It’s an ambitious goal – too ambitious. Some North Carolina Republican lawmakers say they want to reduce this state’s personal and corporate income-tax rates until they no longer exist.
That sounds sweet until you consider the consequences. State government, after all, costs money. We can’t stop running our schools, paving our highways and fixing our broken infrastructure. Income taxes generate more than $10 billion a year in revenue. That’s not easy to replace.
Yet Sen. Bob Rucho, a Mecklenburg Republican who is the tax-reform field general in the Senate, says “the bottom line is we have a destination, that being zero personal (income tax) and ultimately zero corporate.”

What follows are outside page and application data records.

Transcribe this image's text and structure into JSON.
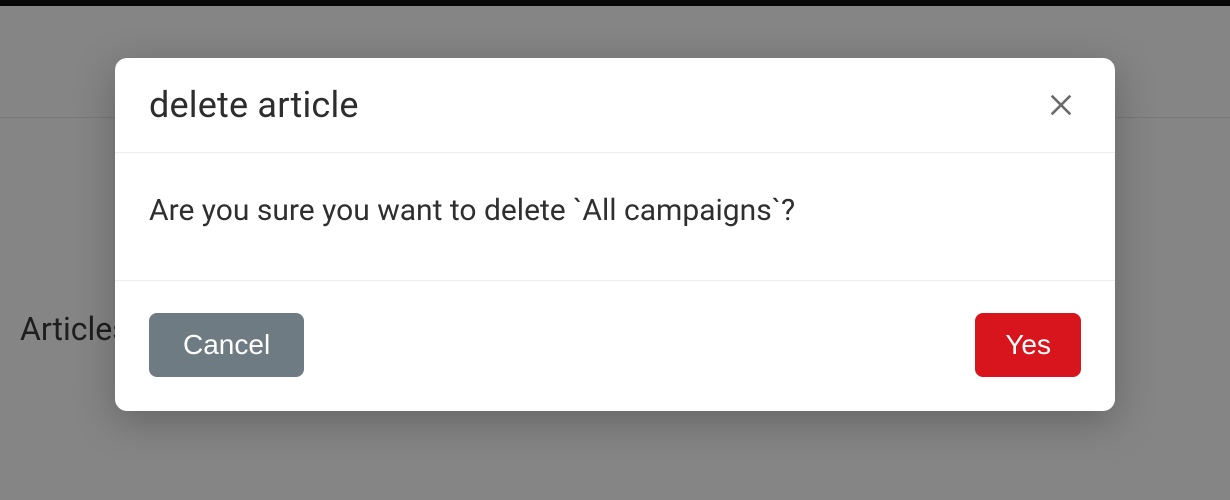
{
  "background": {
    "section_label": "Articles"
  },
  "modal": {
    "title": "delete article",
    "message": "Are you sure you want to delete `All campaigns`?",
    "cancel_label": "Cancel",
    "confirm_label": "Yes"
  }
}
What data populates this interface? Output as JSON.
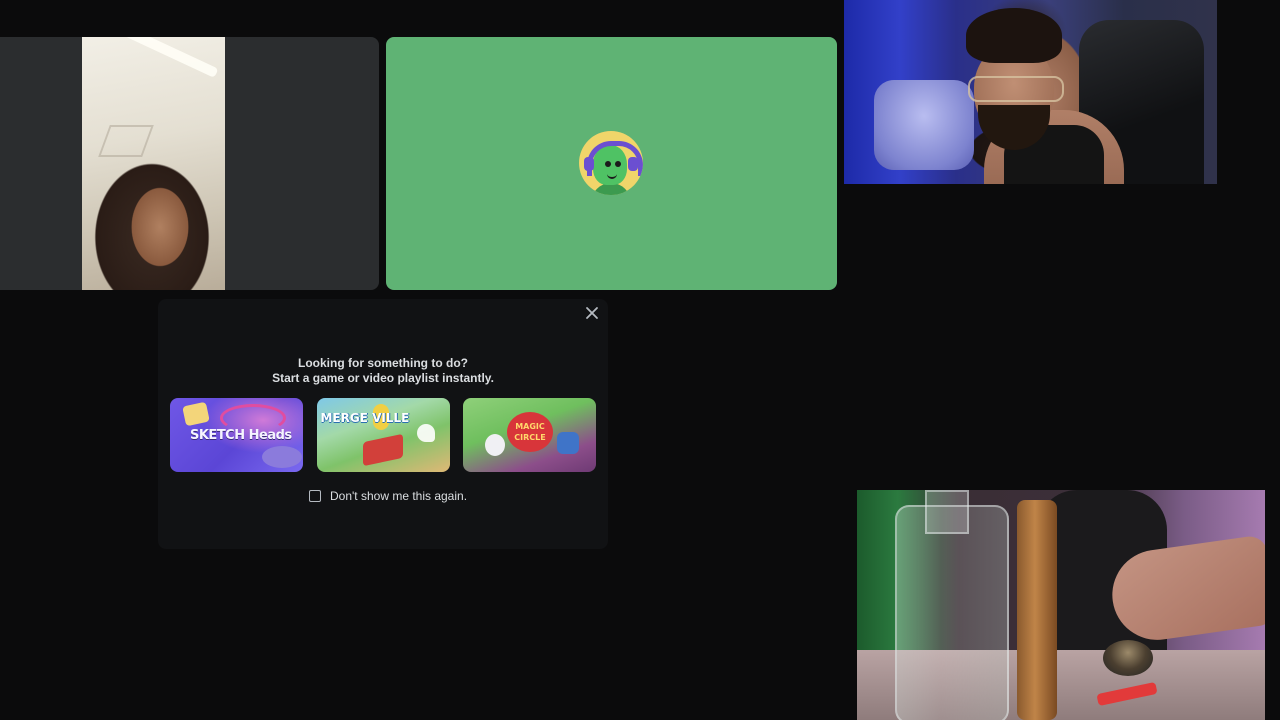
{
  "activity_prompt": {
    "heading_line1": "Looking for something to do?",
    "heading_line2": "Start a game or video playlist instantly.",
    "close_icon": "close-icon",
    "activities": [
      {
        "logo_text": "SKETCH Heads"
      },
      {
        "logo_text": "MERGE VILLE"
      },
      {
        "logo_text": "MAGIC CIRCLE"
      }
    ],
    "dont_show_label": "Don't show me this again.",
    "dont_show_checked": false
  },
  "colors": {
    "popup_bg": "#111214",
    "avatar_tile_bg": "#5fb374",
    "video_tile_bg": "#2b2d2f",
    "text_primary": "#dbdee1"
  }
}
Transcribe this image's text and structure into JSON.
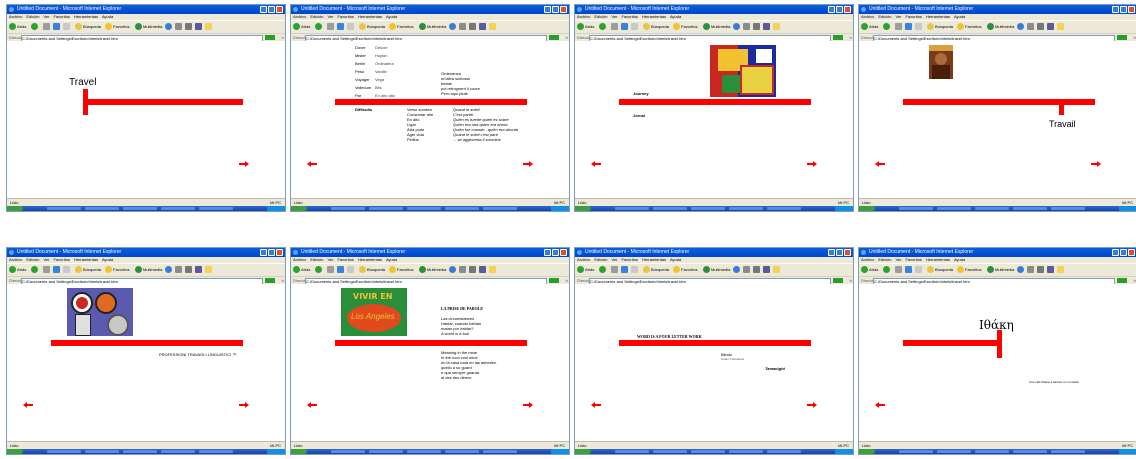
{
  "browser": {
    "title": "Untitled Document - Microsoft Internet Explorer",
    "menu": [
      "Archivo",
      "Edición",
      "Ver",
      "Favoritos",
      "Herramientas",
      "Ayuda"
    ],
    "toolbar": {
      "back": "Atrás",
      "search": "Búsqueda",
      "favorites": "Favoritos",
      "media": "Multimedia"
    },
    "address_label": "Dirección",
    "address": "C:\\Documents and Settings\\Escritorio\\htmls\\travel.htm",
    "go_label": "Ir",
    "status_done": "Listo",
    "status_zone": "Mi PC",
    "colors": {
      "title_bar": "#0046c8",
      "chrome": "#ece9d8",
      "accent_red": "#ff0000",
      "taskbar": "#245edb"
    }
  },
  "panels": {
    "p1": {
      "word": "Travel"
    },
    "p2": {
      "pairs": [
        {
          "a": "Dover",
          "b": "Deluxe"
        },
        {
          "a": "Mister",
          "b": "Hopkin"
        },
        {
          "a": "Berlin",
          "b": "Ordinateur"
        },
        {
          "a": "Peso",
          "b": "Vanille"
        },
        {
          "a": "Voyager",
          "b": "Vega"
        },
        {
          "a": "Vallecum",
          "b": "Bits"
        },
        {
          "a": "Par",
          "b": "En alto alto"
        }
      ],
      "right_block": "Ordenanza\nun'altra scelosta\nbelate\npol retrognerri il cuore\nPero aqui plote",
      "bottom_head": "Difficults",
      "bottom_list": "Verso sombra\nConsumar ahe\nEn alto\nLigar\nAtrà pode\nAger vida\nPelllus",
      "bottom_italic": "Quand le soleil\nC'est partiti\nQuién es fuente quién es sobre\nQuien era una quien era ahora\nQuién fue cuando , quién era ahorab\nQuand le soleil c'est parti\n... se aggiocerta il sororline"
    },
    "p3": {
      "labels": [
        "Journey",
        "Jornal"
      ]
    },
    "p4": {
      "word": "Travail"
    },
    "p5": {
      "caption": "PROFESSIONI TRAVAGLI LINGUISTICI ™"
    },
    "p6": {
      "badge_title": "VIVIR EN",
      "badge_script": "Los Angeles",
      "heading": "LA PRISE DE PAROLE",
      "upper": "Las circumstances\nHablar, cuando hablan\nmatan por hablar?\nA world is a tool",
      "lower": "Meaning in the mine\nIn the cool cool mine\nen la casa toda en las almerien\nquello a so guard\ne qua sempre guarda\nal des des dinero"
    },
    "p7": {
      "heading": "WORD IS A FOUR LETTER WORK",
      "sub": "Blindz",
      "sub2": "Celan Corbiantes",
      "italic": "Tamacight"
    },
    "p8": {
      "word": "Ιθάκη",
      "small": "Une ville Ithake a partout un un favart"
    }
  }
}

Getting there would mean the removal of many tax exemptions and a vast expansion of the sales tax to a variety of goods and services that have long gone untaxed. A trim for your hair or your hedges may suddenly grow more costly. And even that wouldn’t replace $10 billion.
It’s no surprise that many of the businesses that would be on the losing side of that equation are heading to Raleigh to lobby against the part of tax reform that would affect them. So has it ever been when the General Assembly talks tax reform. To date, legislators have failed to stand up to that pressure. That’s why we have a tax code remarkably unchanged since the days when tobacco, textiles and furniture drove North Carolina’s economy.
Eliminating all income taxes would be a bad idea, because it would shift the burden to levies that would do more damage, or drastically cut services that are basic to a functioning society, like education and a social safety net.
Gov. Pat McCrory and House leaders have a better, more realistic goal: Cut our corporate and personal income taxes so they’re comparable to those of our neighbors, Virginia and South Carolina. That removes our built-in handicap as we compete with those states to lure new businesses, but it doesn’t destabilize a still-fragile economy. Tax revenues are beginning to rise, but only gradually. Tax cutting needs to be gradual too.
But before we even begin talking about how much to cut those tax rates, we’ve got to extract a more fundamental pledge from our representatives in Raleigh: They will listen respectfully to the barrage of lobbying, but then act in a way that best benefits all the residents of this state.
Tax reform is too important to leave to a flotilla of lobbyists. This year, the General Assembly really needs to get it done.